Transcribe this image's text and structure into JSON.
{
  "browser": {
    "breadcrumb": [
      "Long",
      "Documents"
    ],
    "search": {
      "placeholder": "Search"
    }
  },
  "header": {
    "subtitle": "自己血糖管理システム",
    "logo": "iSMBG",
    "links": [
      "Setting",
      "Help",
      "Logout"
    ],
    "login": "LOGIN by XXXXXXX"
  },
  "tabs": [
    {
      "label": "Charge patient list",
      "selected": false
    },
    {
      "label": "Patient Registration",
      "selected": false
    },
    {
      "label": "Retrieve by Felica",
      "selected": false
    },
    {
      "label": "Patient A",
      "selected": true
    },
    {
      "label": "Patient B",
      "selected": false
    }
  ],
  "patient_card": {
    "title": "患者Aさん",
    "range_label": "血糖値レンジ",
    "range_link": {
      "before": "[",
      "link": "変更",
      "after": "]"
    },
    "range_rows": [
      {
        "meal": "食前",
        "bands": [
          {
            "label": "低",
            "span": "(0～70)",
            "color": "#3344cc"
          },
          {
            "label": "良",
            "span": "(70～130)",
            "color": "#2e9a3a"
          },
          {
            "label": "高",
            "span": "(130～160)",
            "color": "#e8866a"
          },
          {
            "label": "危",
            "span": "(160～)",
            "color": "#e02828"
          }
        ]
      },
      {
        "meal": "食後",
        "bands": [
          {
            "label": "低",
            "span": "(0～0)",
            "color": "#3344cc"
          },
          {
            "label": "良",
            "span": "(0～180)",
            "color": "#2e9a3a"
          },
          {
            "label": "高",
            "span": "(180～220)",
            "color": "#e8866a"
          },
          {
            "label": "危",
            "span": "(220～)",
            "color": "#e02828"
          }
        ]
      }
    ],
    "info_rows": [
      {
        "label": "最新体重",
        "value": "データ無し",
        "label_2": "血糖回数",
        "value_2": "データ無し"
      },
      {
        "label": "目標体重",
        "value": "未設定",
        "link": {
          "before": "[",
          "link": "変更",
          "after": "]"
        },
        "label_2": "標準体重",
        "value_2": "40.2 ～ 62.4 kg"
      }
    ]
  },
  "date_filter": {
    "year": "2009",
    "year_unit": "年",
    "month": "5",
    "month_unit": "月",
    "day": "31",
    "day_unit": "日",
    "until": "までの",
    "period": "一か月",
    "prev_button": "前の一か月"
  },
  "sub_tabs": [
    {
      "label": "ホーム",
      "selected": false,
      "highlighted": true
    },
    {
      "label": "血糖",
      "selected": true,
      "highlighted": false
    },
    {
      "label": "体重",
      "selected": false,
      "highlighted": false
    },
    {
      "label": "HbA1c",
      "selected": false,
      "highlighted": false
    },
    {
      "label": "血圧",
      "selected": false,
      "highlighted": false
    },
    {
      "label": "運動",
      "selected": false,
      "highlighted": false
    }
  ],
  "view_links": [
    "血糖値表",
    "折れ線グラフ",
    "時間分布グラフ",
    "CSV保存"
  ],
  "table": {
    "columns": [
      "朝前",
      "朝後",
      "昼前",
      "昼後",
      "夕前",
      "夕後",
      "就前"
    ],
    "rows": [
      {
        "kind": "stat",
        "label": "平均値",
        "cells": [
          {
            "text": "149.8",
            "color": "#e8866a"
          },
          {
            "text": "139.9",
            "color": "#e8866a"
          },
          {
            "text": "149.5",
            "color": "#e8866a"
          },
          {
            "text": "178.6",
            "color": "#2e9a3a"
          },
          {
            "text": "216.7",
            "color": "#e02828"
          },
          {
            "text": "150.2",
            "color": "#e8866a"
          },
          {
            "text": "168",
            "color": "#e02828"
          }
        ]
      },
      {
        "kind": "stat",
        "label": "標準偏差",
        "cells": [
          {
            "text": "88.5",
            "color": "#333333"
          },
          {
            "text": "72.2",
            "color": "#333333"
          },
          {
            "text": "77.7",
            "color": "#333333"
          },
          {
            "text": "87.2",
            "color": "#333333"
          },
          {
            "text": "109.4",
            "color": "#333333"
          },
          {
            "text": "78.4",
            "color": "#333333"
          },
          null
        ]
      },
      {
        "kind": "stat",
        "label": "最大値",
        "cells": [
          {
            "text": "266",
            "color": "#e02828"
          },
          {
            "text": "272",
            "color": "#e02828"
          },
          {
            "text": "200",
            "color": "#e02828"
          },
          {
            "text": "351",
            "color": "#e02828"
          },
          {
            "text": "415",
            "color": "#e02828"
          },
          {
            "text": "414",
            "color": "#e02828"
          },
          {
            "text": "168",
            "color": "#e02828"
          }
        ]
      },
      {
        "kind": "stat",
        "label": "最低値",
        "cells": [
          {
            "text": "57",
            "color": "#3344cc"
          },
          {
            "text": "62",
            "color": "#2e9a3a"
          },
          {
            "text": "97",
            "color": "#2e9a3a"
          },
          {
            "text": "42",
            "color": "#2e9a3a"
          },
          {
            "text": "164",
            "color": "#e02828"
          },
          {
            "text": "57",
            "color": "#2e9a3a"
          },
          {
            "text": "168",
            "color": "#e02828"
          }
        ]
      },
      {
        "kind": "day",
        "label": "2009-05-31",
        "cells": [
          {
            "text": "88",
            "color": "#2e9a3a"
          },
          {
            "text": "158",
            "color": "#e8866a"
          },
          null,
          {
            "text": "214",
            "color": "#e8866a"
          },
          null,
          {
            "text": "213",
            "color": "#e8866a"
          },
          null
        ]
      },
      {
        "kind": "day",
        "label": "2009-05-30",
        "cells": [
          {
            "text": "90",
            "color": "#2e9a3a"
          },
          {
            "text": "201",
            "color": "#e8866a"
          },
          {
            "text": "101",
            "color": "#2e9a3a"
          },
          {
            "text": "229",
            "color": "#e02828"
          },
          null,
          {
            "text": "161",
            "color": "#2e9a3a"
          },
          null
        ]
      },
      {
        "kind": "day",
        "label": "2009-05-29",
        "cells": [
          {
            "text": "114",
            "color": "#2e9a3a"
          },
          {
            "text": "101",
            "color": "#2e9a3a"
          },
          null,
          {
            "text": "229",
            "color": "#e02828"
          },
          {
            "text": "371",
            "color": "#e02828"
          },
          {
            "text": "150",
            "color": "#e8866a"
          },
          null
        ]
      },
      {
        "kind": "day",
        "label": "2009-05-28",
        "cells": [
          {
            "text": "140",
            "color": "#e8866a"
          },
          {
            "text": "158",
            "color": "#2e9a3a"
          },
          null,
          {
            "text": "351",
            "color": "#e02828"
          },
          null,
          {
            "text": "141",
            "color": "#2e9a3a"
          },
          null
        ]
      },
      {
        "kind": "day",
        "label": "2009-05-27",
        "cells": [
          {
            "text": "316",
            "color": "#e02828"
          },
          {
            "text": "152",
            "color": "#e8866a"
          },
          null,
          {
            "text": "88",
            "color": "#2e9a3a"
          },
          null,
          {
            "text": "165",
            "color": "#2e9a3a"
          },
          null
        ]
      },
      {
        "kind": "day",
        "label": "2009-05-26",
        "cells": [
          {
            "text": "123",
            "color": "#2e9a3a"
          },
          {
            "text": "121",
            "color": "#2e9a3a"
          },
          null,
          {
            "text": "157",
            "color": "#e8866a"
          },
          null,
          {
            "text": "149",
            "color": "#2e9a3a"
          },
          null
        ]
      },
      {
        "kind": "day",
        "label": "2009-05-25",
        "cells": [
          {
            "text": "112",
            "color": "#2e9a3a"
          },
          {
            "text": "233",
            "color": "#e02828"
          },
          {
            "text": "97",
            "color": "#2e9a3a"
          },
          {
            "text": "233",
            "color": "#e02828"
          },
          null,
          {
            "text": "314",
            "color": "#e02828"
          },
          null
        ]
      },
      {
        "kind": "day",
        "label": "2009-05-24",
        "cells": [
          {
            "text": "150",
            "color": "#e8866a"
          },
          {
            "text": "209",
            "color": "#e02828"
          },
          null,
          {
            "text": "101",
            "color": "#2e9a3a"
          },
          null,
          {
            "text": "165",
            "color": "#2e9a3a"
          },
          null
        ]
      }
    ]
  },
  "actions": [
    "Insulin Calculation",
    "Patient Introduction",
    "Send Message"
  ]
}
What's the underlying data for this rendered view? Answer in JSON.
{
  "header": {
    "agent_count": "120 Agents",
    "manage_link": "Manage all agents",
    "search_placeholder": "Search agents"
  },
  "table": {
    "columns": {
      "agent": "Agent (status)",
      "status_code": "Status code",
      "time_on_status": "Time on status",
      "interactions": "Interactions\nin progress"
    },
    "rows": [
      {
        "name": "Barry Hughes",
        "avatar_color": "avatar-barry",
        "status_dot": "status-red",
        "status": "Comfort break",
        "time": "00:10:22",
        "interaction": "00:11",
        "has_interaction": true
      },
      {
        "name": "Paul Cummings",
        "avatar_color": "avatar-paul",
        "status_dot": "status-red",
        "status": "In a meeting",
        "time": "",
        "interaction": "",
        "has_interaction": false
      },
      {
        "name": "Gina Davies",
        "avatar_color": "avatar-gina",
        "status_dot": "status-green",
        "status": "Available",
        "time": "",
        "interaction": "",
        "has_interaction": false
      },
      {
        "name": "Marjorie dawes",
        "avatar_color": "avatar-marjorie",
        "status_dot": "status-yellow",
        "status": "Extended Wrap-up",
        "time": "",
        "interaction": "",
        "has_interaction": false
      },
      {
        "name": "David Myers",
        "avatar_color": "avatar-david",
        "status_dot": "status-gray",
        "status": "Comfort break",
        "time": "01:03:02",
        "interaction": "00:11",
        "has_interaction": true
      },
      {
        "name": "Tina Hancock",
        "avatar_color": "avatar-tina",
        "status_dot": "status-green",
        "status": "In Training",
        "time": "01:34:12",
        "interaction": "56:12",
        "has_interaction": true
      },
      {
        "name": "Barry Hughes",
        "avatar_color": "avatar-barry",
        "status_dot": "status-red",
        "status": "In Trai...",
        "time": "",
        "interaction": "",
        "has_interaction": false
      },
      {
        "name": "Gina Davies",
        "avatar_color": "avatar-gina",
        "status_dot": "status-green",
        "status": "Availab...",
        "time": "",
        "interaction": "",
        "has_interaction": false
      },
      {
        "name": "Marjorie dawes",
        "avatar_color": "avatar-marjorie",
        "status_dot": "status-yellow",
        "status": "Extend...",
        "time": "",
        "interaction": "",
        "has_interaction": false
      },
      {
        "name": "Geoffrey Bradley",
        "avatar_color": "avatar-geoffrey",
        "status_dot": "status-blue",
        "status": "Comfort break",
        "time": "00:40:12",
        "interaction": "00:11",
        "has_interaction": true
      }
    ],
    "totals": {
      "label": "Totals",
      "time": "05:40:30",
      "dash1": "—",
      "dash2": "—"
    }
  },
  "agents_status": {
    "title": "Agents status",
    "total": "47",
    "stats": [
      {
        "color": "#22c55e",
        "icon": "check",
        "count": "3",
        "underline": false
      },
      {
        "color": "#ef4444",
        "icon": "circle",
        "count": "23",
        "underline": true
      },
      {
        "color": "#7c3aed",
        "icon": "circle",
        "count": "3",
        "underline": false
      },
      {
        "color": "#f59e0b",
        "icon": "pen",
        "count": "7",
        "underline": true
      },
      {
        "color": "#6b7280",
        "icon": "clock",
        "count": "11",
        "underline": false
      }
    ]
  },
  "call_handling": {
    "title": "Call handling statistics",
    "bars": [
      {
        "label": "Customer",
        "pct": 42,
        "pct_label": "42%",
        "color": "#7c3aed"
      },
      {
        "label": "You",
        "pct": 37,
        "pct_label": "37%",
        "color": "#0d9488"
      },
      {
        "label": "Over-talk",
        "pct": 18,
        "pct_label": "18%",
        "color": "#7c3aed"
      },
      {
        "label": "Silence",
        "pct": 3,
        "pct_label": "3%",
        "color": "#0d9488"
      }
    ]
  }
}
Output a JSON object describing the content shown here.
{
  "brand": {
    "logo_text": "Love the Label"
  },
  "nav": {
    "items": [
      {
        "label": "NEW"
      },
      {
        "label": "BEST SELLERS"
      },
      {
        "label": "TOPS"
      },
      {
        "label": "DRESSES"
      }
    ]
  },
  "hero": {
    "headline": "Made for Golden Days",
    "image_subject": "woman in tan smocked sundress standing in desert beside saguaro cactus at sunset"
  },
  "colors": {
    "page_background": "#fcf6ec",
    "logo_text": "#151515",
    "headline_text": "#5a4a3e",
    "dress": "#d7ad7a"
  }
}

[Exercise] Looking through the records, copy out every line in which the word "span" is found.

[Task solution]
            "span": "(0～70)",
            "span": "(70～130)",
            "span": "(130～160)",
            "span": "(160～)",
            "span": "(0～0)",
            "span": "(0～180)",
            "span": "(180～220)",
            "span": "(220～)",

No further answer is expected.